Ladies and gents, give a warm welcome to what must be 2020’s least likely off-roader. It’s the Mercedes EQC 4x4², and it follows the same mantra as the similarly-badged version of the previous-gen G-Class: more ride height, extra chassis beef, and the capability to pull off some impressive flex.
Taking the plug-in, fully-electric EQC 400 as a starting point, Mercedes has boosted the ride height by 293mm - not just twice the clearance of the standard car, but also 58mm loftier than the current G-Class.
It now has portal axles, and 20-inch beadlock wheels shod in chunkier tyres. 100mm wheel arch extensions cover the EQC’s widened track, but otherwise, the bodywork is all as standard. There isn’t even any underbody protection - because the battery mounted at the base of the EQC is so well protected, the 4x4² simply doesn’t need any cladding down there.

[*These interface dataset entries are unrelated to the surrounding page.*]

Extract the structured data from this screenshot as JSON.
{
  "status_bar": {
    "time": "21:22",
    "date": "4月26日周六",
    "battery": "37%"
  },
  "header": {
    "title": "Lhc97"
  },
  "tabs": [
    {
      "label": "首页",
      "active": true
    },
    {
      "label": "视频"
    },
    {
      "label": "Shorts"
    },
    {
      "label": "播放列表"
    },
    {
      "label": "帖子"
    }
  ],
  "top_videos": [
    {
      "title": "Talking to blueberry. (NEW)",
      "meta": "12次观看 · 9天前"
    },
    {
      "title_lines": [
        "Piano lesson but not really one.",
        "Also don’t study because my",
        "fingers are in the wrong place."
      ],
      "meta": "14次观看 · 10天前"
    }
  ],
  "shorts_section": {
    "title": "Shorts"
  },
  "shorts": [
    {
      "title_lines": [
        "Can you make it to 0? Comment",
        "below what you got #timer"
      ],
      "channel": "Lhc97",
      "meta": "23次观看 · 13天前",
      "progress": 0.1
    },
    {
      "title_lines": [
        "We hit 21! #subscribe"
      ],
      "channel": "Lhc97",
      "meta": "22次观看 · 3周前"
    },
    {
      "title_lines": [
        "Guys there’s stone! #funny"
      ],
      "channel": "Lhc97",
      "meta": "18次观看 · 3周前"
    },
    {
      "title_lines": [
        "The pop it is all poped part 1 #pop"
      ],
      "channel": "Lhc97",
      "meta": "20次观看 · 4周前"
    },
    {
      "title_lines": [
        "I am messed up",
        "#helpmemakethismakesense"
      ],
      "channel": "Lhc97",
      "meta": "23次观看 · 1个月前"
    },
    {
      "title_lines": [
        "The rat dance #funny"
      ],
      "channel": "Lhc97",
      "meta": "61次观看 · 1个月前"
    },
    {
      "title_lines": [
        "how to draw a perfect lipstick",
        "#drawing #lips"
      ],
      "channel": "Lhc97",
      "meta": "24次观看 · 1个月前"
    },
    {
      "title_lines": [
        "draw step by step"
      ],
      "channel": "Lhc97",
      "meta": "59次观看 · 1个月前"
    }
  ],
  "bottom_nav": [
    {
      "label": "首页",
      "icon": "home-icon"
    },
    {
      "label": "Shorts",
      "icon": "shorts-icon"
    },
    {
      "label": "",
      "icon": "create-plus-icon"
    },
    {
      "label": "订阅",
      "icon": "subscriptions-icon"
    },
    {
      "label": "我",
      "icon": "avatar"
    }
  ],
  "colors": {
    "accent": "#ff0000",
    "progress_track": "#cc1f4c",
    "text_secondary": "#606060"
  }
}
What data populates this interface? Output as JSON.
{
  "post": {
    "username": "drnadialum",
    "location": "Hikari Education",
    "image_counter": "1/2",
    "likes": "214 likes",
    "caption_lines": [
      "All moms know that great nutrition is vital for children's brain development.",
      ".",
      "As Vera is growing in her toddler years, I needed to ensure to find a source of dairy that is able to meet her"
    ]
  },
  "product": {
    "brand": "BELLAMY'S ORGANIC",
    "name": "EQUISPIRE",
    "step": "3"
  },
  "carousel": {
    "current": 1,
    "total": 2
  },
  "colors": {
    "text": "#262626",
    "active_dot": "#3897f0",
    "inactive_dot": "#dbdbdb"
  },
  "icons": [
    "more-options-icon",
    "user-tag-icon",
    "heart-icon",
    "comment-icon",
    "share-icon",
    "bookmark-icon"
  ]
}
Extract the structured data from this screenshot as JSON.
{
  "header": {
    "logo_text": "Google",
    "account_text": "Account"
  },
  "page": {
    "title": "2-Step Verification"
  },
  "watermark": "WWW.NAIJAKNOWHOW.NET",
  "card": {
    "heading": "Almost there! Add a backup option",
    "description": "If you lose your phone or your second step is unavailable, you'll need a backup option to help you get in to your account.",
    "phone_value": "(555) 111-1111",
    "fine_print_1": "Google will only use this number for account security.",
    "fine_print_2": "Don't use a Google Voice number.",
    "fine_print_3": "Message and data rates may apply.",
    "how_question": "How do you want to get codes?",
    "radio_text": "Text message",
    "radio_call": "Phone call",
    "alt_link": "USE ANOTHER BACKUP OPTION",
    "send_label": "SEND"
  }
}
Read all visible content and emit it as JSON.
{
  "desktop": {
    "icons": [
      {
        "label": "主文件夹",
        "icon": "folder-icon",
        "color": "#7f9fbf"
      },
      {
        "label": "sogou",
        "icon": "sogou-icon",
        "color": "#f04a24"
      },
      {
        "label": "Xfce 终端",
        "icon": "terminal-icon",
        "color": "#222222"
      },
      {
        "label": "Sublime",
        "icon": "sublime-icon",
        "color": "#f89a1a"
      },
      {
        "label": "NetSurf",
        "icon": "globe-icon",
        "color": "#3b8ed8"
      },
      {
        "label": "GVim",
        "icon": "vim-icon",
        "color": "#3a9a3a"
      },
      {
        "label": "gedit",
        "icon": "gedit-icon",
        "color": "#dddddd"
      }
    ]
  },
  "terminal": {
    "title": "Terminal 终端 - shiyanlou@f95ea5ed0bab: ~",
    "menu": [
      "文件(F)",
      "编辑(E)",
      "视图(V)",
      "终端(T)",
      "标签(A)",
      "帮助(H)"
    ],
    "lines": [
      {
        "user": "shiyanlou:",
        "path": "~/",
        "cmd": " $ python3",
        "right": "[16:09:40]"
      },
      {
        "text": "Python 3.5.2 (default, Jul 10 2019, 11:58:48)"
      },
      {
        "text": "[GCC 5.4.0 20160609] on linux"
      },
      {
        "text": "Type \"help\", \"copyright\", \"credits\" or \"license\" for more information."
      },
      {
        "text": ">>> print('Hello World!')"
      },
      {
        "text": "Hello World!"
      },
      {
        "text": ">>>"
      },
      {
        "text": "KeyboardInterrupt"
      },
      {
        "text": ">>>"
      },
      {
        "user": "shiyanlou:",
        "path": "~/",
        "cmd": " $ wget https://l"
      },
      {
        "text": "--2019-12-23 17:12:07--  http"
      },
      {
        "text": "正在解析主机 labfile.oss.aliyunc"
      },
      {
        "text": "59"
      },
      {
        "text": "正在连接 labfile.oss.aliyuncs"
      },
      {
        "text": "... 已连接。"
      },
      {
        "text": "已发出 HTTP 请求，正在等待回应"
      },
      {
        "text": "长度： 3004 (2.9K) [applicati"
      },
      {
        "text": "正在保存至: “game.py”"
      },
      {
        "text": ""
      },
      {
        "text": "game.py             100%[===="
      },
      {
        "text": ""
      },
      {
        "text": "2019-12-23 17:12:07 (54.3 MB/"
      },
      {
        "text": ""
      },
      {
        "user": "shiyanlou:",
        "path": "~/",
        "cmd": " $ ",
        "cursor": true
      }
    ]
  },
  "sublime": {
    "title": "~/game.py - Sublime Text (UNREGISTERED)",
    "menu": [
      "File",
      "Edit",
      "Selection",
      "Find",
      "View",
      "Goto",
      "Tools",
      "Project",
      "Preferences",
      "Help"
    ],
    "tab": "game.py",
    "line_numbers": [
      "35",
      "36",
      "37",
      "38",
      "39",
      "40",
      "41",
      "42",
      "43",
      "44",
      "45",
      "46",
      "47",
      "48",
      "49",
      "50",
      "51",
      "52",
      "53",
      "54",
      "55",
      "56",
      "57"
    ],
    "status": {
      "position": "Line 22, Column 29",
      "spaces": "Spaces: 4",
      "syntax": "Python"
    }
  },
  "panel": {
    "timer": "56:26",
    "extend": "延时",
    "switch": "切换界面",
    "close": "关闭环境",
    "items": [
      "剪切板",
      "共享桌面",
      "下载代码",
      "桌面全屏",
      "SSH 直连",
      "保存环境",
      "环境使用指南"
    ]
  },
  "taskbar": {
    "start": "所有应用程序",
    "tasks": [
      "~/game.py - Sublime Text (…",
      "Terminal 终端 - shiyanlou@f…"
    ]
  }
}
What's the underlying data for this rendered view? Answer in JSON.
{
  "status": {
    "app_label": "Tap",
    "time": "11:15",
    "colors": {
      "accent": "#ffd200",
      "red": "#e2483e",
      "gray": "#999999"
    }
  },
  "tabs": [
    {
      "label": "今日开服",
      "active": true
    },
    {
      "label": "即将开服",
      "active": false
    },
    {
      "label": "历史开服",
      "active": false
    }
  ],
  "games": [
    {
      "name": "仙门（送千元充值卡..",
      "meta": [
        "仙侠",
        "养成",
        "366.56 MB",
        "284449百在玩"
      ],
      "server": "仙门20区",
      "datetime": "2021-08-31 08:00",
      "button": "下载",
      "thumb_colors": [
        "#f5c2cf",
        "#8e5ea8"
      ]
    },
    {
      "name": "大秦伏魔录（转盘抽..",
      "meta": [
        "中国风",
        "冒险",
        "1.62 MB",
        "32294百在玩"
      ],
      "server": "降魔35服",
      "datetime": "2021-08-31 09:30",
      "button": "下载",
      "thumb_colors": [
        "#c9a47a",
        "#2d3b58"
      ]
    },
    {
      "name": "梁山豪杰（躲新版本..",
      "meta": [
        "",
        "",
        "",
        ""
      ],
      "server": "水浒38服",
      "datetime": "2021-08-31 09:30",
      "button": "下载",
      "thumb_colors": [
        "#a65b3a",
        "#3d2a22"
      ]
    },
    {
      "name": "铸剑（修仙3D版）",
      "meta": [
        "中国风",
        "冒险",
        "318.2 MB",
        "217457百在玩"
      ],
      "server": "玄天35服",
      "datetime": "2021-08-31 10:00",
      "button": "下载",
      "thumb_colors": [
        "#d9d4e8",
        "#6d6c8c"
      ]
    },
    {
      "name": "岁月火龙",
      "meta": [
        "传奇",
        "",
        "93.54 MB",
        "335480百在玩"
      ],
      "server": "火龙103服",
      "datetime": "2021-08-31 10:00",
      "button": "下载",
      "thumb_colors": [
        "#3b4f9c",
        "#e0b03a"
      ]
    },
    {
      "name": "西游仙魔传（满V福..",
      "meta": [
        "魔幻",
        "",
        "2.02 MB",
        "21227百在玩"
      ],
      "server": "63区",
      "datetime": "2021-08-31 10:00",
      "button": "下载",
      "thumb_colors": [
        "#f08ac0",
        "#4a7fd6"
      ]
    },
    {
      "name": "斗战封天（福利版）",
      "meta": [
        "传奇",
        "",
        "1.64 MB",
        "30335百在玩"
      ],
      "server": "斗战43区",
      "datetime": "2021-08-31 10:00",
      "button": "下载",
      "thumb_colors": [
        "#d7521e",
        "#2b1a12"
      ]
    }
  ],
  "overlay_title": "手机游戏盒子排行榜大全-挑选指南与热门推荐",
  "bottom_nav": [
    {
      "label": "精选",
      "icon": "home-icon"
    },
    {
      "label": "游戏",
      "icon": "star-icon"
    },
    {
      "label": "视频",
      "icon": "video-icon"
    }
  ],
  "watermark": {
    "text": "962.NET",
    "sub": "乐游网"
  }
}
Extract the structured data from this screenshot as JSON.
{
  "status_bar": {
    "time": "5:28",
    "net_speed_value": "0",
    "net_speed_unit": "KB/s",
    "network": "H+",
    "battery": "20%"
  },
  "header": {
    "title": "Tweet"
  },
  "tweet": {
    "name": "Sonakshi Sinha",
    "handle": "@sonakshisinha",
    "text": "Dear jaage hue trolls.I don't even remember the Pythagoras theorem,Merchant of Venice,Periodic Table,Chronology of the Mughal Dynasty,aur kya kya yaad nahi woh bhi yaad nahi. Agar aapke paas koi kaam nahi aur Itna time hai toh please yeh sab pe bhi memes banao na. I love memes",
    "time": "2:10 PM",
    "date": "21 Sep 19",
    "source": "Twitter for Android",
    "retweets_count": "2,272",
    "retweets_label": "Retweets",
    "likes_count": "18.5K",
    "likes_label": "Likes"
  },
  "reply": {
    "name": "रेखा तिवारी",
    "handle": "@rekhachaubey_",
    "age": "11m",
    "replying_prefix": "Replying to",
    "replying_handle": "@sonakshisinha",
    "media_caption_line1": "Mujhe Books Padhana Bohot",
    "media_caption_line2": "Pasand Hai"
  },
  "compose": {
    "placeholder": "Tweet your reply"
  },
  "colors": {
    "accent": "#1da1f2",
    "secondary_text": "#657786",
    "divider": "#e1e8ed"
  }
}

It manages 31.8 and 33-degree approach and departure angles, which is slightly better than a G-Class, and in another league compared to a normal EQC, which manages just 20.6 and 20.0 degrees. The wading depth is a long way off the G at 400mm, but still a big improvement on a showroom-fresh EQC’s 250mm fording ability.
It’s had some electronic tweaks, too. There’s a reprogrammed off-road driving mode, plus a reworked version of the Acoustic Vehicle Alert System (AVAS). This is the noise generator the EQC is required to have by law - so pedestrians know there’s a two and a half tonne SUV trundling down the road they’re about to cross - but here, Mercedes’ engineers have had a bit of fun with it.
The system is more powerful and uses the headlamp housings as speakers, which Mercedes has christened ‘Lampspeakers’.
The point of all this? We’re not entirely sure, but it isn’t to preview a production vehicle, by the looks of it. Mercedes COO Markus Schäfer says, “The EQC 4x4² shows how enjoyable sustainable mobility can be,” which makes sense since the car’s true purpose is likely to pave the way for the rumoured all-electric G-Class.